### EXERCISE DESCRIPTION
Take the entries below and reproduce them word for word.

○ ○ ○ ○

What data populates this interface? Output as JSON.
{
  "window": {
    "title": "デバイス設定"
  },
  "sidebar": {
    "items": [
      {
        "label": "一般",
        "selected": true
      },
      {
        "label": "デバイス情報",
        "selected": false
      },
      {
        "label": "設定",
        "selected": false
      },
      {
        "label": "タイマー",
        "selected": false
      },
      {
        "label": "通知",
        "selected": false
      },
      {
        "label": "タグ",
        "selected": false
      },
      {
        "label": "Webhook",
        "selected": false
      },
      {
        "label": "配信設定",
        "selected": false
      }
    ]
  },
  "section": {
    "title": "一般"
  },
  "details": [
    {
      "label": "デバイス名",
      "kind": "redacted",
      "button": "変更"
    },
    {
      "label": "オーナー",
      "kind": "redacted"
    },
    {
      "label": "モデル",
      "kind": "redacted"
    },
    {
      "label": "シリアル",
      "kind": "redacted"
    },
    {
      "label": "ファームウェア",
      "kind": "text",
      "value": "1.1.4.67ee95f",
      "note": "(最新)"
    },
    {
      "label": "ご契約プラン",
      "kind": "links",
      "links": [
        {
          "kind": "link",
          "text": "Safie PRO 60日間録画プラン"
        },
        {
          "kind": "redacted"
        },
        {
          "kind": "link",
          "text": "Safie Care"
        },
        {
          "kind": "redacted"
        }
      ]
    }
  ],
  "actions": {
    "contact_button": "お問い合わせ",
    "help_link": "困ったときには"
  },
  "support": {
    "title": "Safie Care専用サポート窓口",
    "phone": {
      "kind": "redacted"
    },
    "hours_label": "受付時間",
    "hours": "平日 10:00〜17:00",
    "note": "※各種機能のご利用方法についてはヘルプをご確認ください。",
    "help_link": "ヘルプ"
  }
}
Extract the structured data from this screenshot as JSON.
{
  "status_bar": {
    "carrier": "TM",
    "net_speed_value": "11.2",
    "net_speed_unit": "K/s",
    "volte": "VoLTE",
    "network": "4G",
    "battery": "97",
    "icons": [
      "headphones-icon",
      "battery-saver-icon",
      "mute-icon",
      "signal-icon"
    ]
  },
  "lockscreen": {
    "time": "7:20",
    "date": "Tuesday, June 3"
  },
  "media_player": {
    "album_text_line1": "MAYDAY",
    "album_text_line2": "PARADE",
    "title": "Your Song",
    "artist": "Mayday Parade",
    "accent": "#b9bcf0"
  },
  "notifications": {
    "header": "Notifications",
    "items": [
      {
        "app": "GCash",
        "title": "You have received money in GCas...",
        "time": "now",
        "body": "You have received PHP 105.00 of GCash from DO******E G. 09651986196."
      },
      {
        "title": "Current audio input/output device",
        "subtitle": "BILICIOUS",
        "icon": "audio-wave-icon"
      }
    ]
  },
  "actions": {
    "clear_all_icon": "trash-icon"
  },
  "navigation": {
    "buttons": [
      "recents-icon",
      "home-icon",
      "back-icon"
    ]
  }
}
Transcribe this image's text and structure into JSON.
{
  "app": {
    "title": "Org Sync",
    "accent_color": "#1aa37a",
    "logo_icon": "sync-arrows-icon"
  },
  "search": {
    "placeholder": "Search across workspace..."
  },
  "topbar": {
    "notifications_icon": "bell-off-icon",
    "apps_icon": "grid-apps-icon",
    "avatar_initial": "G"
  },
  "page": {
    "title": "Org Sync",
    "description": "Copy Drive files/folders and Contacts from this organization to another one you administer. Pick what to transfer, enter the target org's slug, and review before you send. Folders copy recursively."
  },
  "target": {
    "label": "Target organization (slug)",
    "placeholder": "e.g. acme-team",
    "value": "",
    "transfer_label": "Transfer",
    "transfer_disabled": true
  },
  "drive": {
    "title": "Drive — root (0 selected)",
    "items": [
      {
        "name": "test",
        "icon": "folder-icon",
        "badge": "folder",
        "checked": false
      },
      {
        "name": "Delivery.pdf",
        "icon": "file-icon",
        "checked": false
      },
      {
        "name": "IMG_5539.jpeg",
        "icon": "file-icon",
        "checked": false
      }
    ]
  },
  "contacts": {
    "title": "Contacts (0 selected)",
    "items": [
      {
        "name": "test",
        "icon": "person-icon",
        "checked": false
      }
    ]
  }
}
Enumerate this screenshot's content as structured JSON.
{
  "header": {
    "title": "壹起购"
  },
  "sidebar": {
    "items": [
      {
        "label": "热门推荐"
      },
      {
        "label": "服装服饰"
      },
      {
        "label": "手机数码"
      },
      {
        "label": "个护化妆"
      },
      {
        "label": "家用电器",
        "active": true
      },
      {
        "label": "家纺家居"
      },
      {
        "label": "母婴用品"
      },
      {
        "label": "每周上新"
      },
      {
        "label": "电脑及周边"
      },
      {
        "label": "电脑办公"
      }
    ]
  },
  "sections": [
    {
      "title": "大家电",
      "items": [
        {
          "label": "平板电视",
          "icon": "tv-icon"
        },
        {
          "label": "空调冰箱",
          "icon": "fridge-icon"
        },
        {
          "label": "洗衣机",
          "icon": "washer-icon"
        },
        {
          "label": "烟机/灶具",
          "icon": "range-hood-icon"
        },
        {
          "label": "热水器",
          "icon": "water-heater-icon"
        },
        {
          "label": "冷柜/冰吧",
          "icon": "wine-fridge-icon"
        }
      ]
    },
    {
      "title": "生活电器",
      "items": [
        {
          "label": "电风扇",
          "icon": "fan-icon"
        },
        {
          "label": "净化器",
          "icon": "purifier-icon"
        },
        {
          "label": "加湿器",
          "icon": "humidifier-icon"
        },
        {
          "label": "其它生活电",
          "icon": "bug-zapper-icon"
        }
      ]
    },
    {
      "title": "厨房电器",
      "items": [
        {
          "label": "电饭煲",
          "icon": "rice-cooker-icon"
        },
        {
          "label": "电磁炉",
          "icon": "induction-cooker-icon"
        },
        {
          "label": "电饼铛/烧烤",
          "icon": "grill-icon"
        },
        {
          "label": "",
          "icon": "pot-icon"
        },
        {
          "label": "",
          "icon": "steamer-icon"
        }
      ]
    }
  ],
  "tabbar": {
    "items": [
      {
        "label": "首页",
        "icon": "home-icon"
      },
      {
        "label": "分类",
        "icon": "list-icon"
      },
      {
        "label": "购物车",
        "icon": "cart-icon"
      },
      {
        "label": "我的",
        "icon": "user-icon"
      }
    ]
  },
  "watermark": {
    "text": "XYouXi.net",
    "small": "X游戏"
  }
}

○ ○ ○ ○

### SOLUTION FOR THIS EXERCISE
What data populates this interface? Output as JSON.
{
  "window": {
    "title": "デバイス設定"
  },
  "sidebar": {
    "items": [
      {
        "label": "一般",
        "selected": true
      },
      {
        "label": "デバイス情報",
        "selected": false
      },
      {
        "label": "設定",
        "selected": false
      },
      {
        "label": "タイマー",
        "selected": false
      },
      {
        "label": "通知",
        "selected": false
      },
      {
        "label": "タグ",
        "selected": false
      },
      {
        "label": "Webhook",
        "selected": false
      },
      {
        "label": "配信設定",
        "selected": false
      }
    ]
  },
  "section": {
    "title": "一般"
  },
  "details": [
    {
      "label": "デバイス名",
      "kind": "redacted",
      "button": "変更"
    },
    {
      "label": "オーナー",
      "kind": "redacted"
    },
    {
      "label": "モデル",
      "kind": "redacted"
    },
    {
      "label": "シリアル",
      "kind": "redacted"
    },
    {
      "label": "ファームウェア",
      "kind": "text",
      "value": "1.1.4.67ee95f",
      "note": "(最新)"
    },
    {
      "label": "ご契約プラン",
      "kind": "links",
      "links": [
        {
          "kind": "link",
          "text": "Safie PRO 60日間録画プラン"
        },
        {
          "kind": "redacted"
        },
        {
          "kind": "link",
          "text": "Safie Care"
        },
        {
          "kind": "redacted"
        }
      ]
    }
  ],
  "actions": {
    "contact_button": "お問い合わせ",
    "help_link": "困ったときには"
  },
  "support": {
    "title": "Safie Care専用サポート窓口",
    "phone": {
      "kind": "redacted"
    },
    "hours_label": "受付時間",
    "hours": "平日 10:00〜17:00",
    "note": "※各種機能のご利用方法についてはヘルプをご確認ください。",
    "help_link": "ヘルプ"
  }
}
Extract the structured data from this screenshot as JSON.
{
  "status_bar": {
    "carrier": "TM",
    "net_speed_value": "11.2",
    "net_speed_unit": "K/s",
    "volte": "VoLTE",
    "network": "4G",
    "battery": "97",
    "icons": [
      "headphones-icon",
      "battery-saver-icon",
      "mute-icon",
      "signal-icon"
    ]
  },
  "lockscreen": {
    "time": "7:20",
    "date": "Tuesday, June 3"
  },
  "media_player": {
    "album_text_line1": "MAYDAY",
    "album_text_line2": "PARADE",
    "title": "Your Song",
    "artist": "Mayday Parade",
    "accent": "#b9bcf0"
  },
  "notifications": {
    "header": "Notifications",
    "items": [
      {
        "app": "GCash",
        "title": "You have received money in GCas...",
        "time": "now",
        "body": "You have received PHP 105.00 of GCash from DO******E G. 09651986196."
      },
      {
        "title": "Current audio input/output device",
        "subtitle": "BILICIOUS",
        "icon": "audio-wave-icon"
      }
    ]
  },
  "actions": {
    "clear_all_icon": "trash-icon"
  },
  "navigation": {
    "buttons": [
      "recents-icon",
      "home-icon",
      "back-icon"
    ]
  }
}
Transcribe this image's text and structure into JSON.
{
  "app": {
    "title": "Org Sync",
    "accent_color": "#1aa37a",
    "logo_icon": "sync-arrows-icon"
  },
  "search": {
    "placeholder": "Search across workspace..."
  },
  "topbar": {
    "notifications_icon": "bell-off-icon",
    "apps_icon": "grid-apps-icon",
    "avatar_initial": "G"
  },
  "page": {
    "title": "Org Sync",
    "description": "Copy Drive files/folders and Contacts from this organization to another one you administer. Pick what to transfer, enter the target org's slug, and review before you send. Folders copy recursively."
  },
  "target": {
    "label": "Target organization (slug)",
    "placeholder": "e.g. acme-team",
    "value": "",
    "transfer_label": "Transfer",
    "transfer_disabled": true
  },
  "drive": {
    "title": "Drive — root (0 selected)",
    "items": [
      {
        "name": "test",
        "icon": "folder-icon",
        "badge": "folder",
        "checked": false
      },
      {
        "name": "Delivery.pdf",
        "icon": "file-icon",
        "checked": false
      },
      {
        "name": "IMG_5539.jpeg",
        "icon": "file-icon",
        "checked": false
      }
    ]
  },
  "contacts": {
    "title": "Contacts (0 selected)",
    "items": [
      {
        "name": "test",
        "icon": "person-icon",
        "checked": false
      }
    ]
  }
}
Enumerate this screenshot's content as structured JSON.
{
  "header": {
    "title": "壹起购"
  },
  "sidebar": {
    "items": [
      {
        "label": "热门推荐"
      },
      {
        "label": "服装服饰"
      },
      {
        "label": "手机数码"
      },
      {
        "label": "个护化妆"
      },
      {
        "label": "家用电器",
        "active": true
      },
      {
        "label": "家纺家居"
      },
      {
        "label": "母婴用品"
      },
      {
        "label": "每周上新"
      },
      {
        "label": "电脑及周边"
      },
      {
        "label": "电脑办公"
      }
    ]
  },
  "sections": [
    {
      "title": "大家电",
      "items": [
        {
          "label": "平板电视",
          "icon": "tv-icon"
        },
        {
          "label": "空调冰箱",
          "icon": "fridge-icon"
        },
        {
          "label": "洗衣机",
          "icon": "washer-icon"
        },
        {
          "label": "烟机/灶具",
          "icon": "range-hood-icon"
        },
        {
          "label": "热水器",
          "icon": "water-heater-icon"
        },
        {
          "label": "冷柜/冰吧",
          "icon": "wine-fridge-icon"
        }
      ]
    },
    {
      "title": "生活电器",
      "items": [
        {
          "label": "电风扇",
          "icon": "fan-icon"
        },
        {
          "label": "净化器",
          "icon": "purifier-icon"
        },
        {
          "label": "加湿器",
          "icon": "humidifier-icon"
        },
        {
          "label": "其它生活电",
          "icon": "bug-zapper-icon"
        }
      ]
    },
    {
      "title": "厨房电器",
      "items": [
        {
          "label": "电饭煲",
          "icon": "rice-cooker-icon"
        },
        {
          "label": "电磁炉",
          "icon": "induction-cooker-icon"
        },
        {
          "label": "电饼铛/烧烤",
          "icon": "grill-icon"
        },
        {
          "label": "",
          "icon": "pot-icon"
        },
        {
          "label": "",
          "icon": "steamer-icon"
        }
      ]
    }
  ],
  "tabbar": {
    "items": [
      {
        "label": "首页",
        "icon": "home-icon"
      },
      {
        "label": "分类",
        "icon": "list-icon"
      },
      {
        "label": "购物车",
        "icon": "cart-icon"
      },
      {
        "label": "我的",
        "icon": "user-icon"
      }
    ]
  },
  "watermark": {
    "text": "XYouXi.net",
    "small": "X游戏"
  }
}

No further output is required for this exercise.